[EXERCISE] Please copy every line from the following entries in which the word "DAON" appears.

PROVIDED DATA section start

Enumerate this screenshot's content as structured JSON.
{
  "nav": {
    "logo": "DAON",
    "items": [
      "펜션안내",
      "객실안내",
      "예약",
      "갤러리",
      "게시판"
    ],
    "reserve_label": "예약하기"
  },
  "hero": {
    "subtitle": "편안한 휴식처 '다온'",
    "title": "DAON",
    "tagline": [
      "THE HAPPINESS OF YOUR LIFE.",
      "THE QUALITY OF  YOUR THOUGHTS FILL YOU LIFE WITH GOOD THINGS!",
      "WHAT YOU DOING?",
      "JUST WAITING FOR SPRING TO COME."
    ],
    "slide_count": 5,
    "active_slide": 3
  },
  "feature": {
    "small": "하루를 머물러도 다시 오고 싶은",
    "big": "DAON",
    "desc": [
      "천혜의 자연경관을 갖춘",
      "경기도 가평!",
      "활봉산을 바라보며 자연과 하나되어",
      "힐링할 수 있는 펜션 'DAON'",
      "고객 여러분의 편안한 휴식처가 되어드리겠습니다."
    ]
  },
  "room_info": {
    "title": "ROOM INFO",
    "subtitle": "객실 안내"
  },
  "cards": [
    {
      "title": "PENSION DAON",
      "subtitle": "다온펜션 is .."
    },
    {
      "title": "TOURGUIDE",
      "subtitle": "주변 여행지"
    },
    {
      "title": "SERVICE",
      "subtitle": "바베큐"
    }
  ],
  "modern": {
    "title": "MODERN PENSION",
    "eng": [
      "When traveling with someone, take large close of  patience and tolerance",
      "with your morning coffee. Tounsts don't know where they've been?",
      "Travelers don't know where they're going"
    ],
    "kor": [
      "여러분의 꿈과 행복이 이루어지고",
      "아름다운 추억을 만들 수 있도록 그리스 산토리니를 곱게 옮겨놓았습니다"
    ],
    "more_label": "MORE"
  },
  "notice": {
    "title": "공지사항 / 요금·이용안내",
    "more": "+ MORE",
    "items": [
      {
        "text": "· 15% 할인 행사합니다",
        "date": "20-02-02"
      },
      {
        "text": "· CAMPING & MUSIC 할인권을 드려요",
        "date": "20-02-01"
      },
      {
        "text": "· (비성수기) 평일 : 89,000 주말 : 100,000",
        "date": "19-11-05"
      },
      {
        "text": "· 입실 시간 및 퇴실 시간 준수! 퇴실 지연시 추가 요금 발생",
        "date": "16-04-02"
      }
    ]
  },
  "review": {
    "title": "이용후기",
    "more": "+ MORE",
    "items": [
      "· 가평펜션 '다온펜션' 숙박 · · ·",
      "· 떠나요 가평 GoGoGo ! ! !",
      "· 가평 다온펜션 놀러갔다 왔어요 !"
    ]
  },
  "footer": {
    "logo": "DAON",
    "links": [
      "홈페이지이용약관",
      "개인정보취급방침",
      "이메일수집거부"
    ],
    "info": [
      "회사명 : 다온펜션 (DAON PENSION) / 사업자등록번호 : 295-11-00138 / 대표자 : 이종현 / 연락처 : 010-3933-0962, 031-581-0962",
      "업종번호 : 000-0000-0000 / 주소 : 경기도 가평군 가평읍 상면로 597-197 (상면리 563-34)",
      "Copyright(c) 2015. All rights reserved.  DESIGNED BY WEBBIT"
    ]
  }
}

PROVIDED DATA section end
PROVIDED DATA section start

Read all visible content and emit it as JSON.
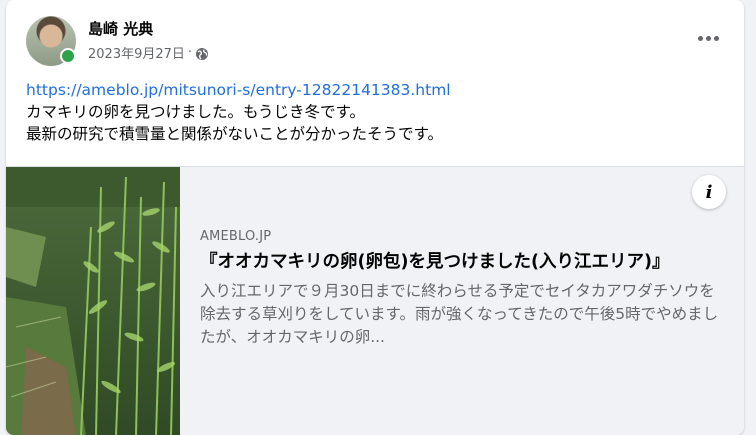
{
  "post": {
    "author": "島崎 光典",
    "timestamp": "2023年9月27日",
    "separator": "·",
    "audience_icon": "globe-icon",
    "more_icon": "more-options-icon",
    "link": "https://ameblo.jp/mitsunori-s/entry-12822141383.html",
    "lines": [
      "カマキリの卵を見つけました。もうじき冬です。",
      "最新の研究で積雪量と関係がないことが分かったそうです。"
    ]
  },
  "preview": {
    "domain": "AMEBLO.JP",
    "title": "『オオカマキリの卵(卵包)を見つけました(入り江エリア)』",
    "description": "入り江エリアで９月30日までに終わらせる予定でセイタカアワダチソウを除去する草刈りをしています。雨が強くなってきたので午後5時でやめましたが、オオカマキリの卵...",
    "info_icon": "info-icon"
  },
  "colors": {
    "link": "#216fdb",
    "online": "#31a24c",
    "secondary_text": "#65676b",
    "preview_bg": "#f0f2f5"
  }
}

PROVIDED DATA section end
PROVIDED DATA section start

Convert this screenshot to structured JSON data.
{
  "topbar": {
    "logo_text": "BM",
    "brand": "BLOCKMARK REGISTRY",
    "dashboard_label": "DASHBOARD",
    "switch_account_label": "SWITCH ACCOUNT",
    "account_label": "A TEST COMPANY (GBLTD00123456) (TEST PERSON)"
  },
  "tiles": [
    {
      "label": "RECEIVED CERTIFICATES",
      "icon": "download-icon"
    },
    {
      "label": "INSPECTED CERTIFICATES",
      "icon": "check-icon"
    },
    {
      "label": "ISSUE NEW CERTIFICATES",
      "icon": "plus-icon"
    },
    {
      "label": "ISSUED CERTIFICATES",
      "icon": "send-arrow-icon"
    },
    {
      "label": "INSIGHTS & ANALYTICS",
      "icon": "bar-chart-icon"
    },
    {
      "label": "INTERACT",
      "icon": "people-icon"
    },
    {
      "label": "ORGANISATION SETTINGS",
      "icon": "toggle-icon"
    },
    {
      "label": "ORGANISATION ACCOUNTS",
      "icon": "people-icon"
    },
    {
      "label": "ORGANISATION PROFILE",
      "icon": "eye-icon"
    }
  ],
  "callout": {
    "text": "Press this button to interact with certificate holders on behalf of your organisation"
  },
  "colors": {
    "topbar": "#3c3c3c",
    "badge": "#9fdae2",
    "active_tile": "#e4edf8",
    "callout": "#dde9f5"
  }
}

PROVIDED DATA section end

[EXERCISE ANSWER]
    "logo": "DAON",
    "title": "DAON",
    "big": "DAON",
      "힐링할 수 있는 펜션 'DAON'",
      "title": "PENSION DAON",
    "logo": "DAON",
      "회사명 : 다온펜션 (DAON PENSION) / 사업자등록번호 : 295-11-00138 / 대표자 : 이종현 / 연락처 : 010-3933-0962, 031-581-0962",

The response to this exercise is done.